Abe has described the state secrecy bill as essential towards ensuring that Japan can share sensitive information with the US and its allies.
While the government has canvassed public comments with regard to the bill, the window for sending them in was only two weeks.
At the only public hearing held in Fukushima on November 25, all seven local officials invited to the hearing opposed the bill.
The resistance is widespread, with opposition MPs, the media, civil groups, lawyers and labour unions, among others, speaking out against the bill, demanding that it be discussed at length or even dropped.
There have been almost daily small street protests by the various groups.
Criticism reached a fever pitch on Monday after the ruling Liberal Democratic Party (LDP) secretary-general Shigeru Ishiba, in a blog, likened noisy street demonstrations against the bill near the Diet building to "terrorist acts".
Ishiba on Monday withdrew his "terrorist acts" description, which was first posted last Friday, but not before he defended himself over the weekend to reporters.
LDP ministers were in damage control mode on Monday, with Chief Cabinet Secretary Yoshihide Suga telling MPs that the terrorism reference was inappropriate.
"Demonstrations are guaranteed under... freedom of speech," he said in response to an MP's question.
Opposition MPs are planning to question Ishiba in Parliament.

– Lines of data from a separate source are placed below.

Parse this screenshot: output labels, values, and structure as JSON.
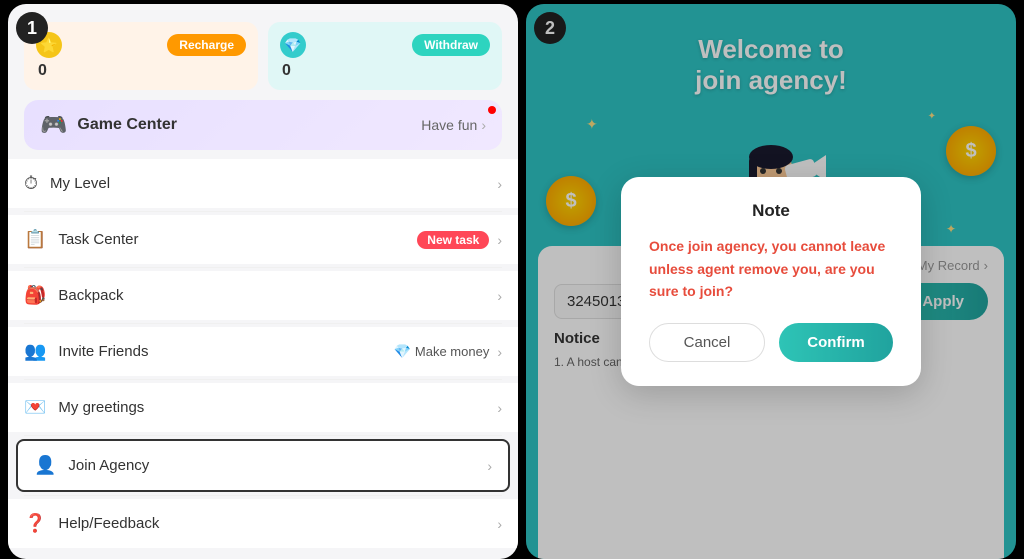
{
  "panel1": {
    "step": "1",
    "wallet": {
      "coin": {
        "amount": "0",
        "recharge_label": "Recharge"
      },
      "gem": {
        "amount": "0",
        "withdraw_label": "Withdraw"
      }
    },
    "game_center": {
      "label": "Game Center",
      "action": "Have fun",
      "icon": "🎮"
    },
    "menu_items": [
      {
        "id": "my-level",
        "icon": "⏱",
        "label": "My Level",
        "badge": "",
        "extra": ""
      },
      {
        "id": "task-center",
        "icon": "📋",
        "label": "Task Center",
        "badge": "New task",
        "extra": ""
      },
      {
        "id": "backpack",
        "icon": "🎒",
        "label": "Backpack",
        "badge": "",
        "extra": ""
      },
      {
        "id": "invite-friends",
        "icon": "👥",
        "label": "Invite Friends",
        "badge": "",
        "extra": "Make money"
      },
      {
        "id": "my-greetings",
        "icon": "💌",
        "label": "My greetings",
        "badge": "",
        "extra": ""
      },
      {
        "id": "join-agency",
        "icon": "👤",
        "label": "Join Agency",
        "badge": "",
        "extra": "",
        "highlighted": true
      },
      {
        "id": "help-feedback",
        "icon": "❓",
        "label": "Help/Feedback",
        "badge": "",
        "extra": ""
      }
    ]
  },
  "panel2": {
    "step": "2",
    "title_line1": "Welcome to",
    "title_line2": "join agency!",
    "modal": {
      "title": "Note",
      "body": "Once join agency, you cannot leave unless agent remove you, are you sure to join?",
      "cancel_label": "Cancel",
      "confirm_label": "Confirm"
    },
    "my_record_label": "My Record",
    "agent_id_value": "32450133",
    "apply_label": "Apply",
    "notice_title": "Notice",
    "notice_item": "1. A host can only apply for the agent once at"
  }
}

Opposition to the bill is gaining momentum as the Upper House is likely to vote on it on Friday, the last day of the current parliamentary session. As the LDP holds a majority in the House, the vote is expected to sail through.
Tokyo Shimbun editorial writer Keiichi Kiriyama on Monday said that under the current bill, the Japanese government would have the power to define almost any information as a state secret for up to 60 years and possibly more, without any independent body to monitor what it does.

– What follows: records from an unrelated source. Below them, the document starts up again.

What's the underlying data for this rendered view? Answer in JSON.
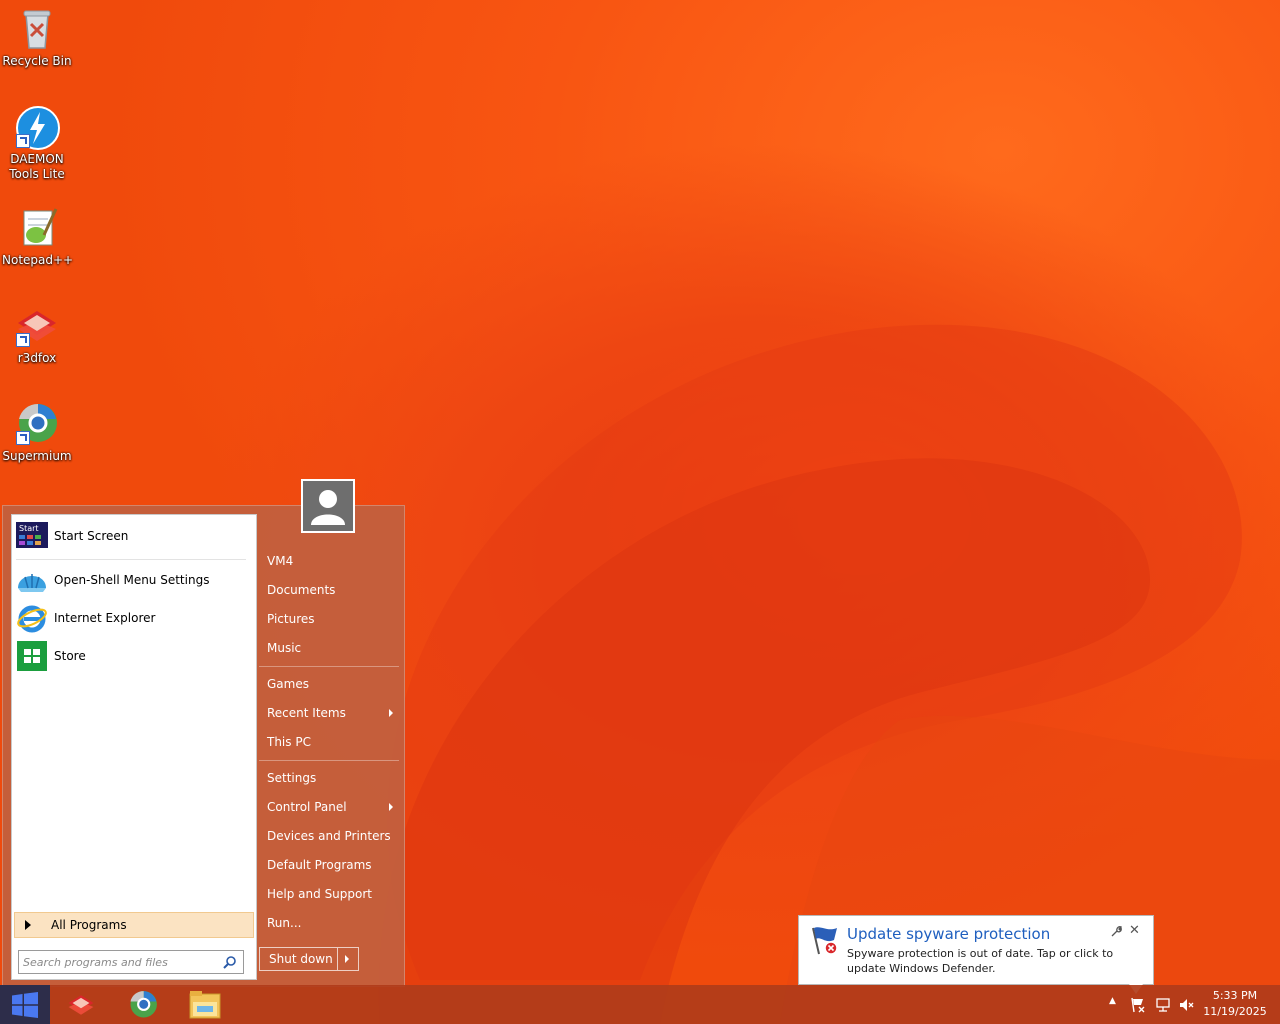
{
  "desktop": {
    "icons": [
      {
        "label": "Recycle Bin"
      },
      {
        "label": "DAEMON Tools Lite"
      },
      {
        "label": "Notepad++"
      },
      {
        "label": "r3dfox"
      },
      {
        "label": "Supermium"
      }
    ]
  },
  "start_menu": {
    "programs": [
      {
        "label": "Start Screen",
        "icon": "start-screen-icon"
      },
      {
        "label": "Open-Shell Menu Settings",
        "icon": "open-shell-icon"
      },
      {
        "label": "Internet Explorer",
        "icon": "internet-explorer-icon"
      },
      {
        "label": "Store",
        "icon": "store-icon"
      }
    ],
    "all_programs_label": "All Programs",
    "search_placeholder": "Search programs and files",
    "right_items": [
      {
        "label": "VM4"
      },
      {
        "label": "Documents"
      },
      {
        "label": "Pictures"
      },
      {
        "label": "Music"
      },
      {
        "label": "Games"
      },
      {
        "label": "Recent Items",
        "submenu": true
      },
      {
        "label": "This PC"
      },
      {
        "label": "Settings"
      },
      {
        "label": "Control Panel",
        "submenu": true
      },
      {
        "label": "Devices and Printers"
      },
      {
        "label": "Default Programs"
      },
      {
        "label": "Help and Support"
      },
      {
        "label": "Run..."
      }
    ],
    "shutdown_label": "Shut down"
  },
  "notification": {
    "title": "Update spyware protection",
    "body": "Spyware protection is out of date. Tap or click to update Windows Defender."
  },
  "taskbar": {
    "pinned": [
      "r3dfox-icon",
      "supermium-icon",
      "file-explorer-icon"
    ],
    "clock_time": "5:33 PM",
    "clock_date": "11/19/2025"
  },
  "colors": {
    "desktop_orange": "#f04a0c",
    "start_menu_bg": "#c2603e",
    "all_programs_highlight": "#fbe3c2",
    "toast_title": "#1f5fbf",
    "start_button": "#2d2d4a"
  }
}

"Civil servants are subject to penalties for speaking out of turn under the bill and this will lead to their silence," he said, adding that the government is setting the stage for hiding whatever inconvenient problems it faces.
Despite the drop in approval ratings, Abe on Monday signalled his intention to go through with the attempt to push the bill through by Friday.
"I will do my best to explain the situation in order to address the concerns and apprehensions that the people may have," he told MPs, adding that he is working towards passing the bill before the current Parliament session ends.